**WORK TO BE COMPLETED**
Search the records for the string "WOMEN" and return each line that has it.

------ GIVEN DATA

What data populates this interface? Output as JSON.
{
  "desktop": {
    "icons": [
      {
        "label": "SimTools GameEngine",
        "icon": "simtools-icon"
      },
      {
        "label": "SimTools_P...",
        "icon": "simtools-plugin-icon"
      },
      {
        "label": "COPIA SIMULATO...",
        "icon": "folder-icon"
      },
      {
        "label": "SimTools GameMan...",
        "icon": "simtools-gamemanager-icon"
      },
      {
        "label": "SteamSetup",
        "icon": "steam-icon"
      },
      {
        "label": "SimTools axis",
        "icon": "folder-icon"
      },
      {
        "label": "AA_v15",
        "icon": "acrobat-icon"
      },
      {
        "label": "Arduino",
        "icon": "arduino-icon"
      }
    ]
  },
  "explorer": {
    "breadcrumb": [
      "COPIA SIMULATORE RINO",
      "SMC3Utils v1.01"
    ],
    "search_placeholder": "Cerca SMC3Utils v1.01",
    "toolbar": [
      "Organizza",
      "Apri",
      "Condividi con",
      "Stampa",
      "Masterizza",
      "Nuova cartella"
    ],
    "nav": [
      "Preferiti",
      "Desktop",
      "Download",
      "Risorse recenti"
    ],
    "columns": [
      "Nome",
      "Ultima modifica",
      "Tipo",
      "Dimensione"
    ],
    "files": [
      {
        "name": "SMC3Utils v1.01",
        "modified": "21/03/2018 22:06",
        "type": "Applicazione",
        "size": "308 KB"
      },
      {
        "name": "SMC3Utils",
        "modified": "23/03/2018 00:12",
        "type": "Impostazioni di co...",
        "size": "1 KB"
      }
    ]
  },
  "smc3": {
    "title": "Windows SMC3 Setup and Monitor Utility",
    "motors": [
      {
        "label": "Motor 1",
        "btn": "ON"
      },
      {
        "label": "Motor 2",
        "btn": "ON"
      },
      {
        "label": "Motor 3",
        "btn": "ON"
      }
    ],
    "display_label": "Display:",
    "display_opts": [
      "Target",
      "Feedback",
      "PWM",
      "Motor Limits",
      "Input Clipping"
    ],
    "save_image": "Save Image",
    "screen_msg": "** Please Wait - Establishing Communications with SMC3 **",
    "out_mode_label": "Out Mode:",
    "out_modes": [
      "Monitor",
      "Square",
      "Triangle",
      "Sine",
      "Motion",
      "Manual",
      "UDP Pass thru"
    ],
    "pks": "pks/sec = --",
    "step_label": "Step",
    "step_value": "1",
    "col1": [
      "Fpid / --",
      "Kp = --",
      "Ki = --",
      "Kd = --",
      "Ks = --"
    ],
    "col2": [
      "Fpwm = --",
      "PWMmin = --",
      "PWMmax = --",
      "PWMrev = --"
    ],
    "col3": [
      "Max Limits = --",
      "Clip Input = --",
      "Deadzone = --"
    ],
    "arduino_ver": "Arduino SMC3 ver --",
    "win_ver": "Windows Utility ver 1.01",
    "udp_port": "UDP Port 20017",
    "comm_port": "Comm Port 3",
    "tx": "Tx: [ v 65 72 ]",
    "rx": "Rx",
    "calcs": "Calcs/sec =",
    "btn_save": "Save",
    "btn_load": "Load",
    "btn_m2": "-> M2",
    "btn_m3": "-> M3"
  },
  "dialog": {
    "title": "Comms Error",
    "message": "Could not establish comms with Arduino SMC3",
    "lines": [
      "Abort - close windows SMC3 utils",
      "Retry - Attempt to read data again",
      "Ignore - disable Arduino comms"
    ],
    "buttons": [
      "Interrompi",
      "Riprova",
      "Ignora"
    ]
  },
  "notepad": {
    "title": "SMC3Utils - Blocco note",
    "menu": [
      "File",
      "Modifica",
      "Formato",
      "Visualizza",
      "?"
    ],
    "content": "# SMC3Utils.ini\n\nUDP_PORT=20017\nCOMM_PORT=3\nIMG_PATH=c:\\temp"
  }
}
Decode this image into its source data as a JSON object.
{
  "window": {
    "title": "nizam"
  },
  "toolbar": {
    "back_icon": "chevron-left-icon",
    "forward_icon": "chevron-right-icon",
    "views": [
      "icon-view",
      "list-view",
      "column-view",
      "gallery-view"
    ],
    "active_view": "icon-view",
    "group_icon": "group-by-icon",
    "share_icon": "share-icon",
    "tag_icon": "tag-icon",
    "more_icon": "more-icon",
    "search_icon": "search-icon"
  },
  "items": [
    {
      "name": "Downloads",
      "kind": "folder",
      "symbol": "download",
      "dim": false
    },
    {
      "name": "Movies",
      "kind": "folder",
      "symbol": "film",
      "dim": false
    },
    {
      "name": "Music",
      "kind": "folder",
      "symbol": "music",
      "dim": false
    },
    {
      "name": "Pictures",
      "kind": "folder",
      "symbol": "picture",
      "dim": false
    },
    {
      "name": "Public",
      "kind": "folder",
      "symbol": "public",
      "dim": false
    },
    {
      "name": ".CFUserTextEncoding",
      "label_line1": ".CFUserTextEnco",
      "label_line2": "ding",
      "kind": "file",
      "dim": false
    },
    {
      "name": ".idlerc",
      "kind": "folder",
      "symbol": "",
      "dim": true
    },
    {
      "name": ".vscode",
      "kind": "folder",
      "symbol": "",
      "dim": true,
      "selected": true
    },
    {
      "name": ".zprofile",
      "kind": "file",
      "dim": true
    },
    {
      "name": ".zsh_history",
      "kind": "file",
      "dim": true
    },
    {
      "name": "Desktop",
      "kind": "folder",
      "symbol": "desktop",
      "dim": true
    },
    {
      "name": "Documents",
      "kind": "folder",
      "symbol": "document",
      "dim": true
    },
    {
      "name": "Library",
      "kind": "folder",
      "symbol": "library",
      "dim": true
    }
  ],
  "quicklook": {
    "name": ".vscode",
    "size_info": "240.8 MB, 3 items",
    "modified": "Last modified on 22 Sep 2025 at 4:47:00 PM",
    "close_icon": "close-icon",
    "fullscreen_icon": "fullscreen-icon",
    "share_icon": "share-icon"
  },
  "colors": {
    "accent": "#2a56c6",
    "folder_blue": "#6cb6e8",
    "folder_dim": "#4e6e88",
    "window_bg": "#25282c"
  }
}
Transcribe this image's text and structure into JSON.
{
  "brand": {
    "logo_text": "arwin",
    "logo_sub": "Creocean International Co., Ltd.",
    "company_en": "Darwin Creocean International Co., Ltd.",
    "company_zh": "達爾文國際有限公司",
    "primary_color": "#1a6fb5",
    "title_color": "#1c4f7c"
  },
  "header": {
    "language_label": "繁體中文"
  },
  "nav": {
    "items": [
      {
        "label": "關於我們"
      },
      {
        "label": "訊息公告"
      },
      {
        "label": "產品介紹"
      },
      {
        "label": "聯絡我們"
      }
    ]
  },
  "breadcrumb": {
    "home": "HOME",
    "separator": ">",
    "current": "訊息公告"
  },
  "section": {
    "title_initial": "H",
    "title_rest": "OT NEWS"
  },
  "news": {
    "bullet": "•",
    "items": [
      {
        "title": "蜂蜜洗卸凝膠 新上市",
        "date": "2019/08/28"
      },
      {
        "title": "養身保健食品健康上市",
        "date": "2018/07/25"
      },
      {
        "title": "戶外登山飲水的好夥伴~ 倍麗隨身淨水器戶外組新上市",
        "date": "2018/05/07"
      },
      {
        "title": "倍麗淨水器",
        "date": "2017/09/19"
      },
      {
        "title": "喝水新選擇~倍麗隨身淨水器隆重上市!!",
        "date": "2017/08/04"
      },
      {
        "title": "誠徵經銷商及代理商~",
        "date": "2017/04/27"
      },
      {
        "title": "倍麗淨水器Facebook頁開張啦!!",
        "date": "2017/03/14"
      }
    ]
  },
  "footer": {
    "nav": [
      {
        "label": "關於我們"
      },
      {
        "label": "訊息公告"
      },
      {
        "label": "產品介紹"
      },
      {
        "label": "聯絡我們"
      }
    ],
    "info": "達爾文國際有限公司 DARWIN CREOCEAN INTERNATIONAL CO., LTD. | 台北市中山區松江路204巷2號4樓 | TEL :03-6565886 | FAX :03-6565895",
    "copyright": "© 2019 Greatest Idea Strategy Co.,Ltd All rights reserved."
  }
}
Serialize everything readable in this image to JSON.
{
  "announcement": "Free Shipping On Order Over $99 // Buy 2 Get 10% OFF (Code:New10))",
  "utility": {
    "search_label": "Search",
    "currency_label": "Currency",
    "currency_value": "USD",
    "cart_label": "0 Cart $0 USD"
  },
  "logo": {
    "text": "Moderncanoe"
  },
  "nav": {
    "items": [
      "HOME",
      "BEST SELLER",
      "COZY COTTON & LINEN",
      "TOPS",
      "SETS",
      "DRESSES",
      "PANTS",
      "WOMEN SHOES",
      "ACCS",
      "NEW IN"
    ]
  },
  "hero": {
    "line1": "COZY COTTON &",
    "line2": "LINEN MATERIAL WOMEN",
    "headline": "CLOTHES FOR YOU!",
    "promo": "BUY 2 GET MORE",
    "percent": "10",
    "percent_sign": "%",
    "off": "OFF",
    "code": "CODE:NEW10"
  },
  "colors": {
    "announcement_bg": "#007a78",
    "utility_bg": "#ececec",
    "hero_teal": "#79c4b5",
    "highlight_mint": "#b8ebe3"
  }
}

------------

**RESULT OF THIS TASK**
      "WOMEN SHOES",
    "line2": "LINEN MATERIAL WOMEN",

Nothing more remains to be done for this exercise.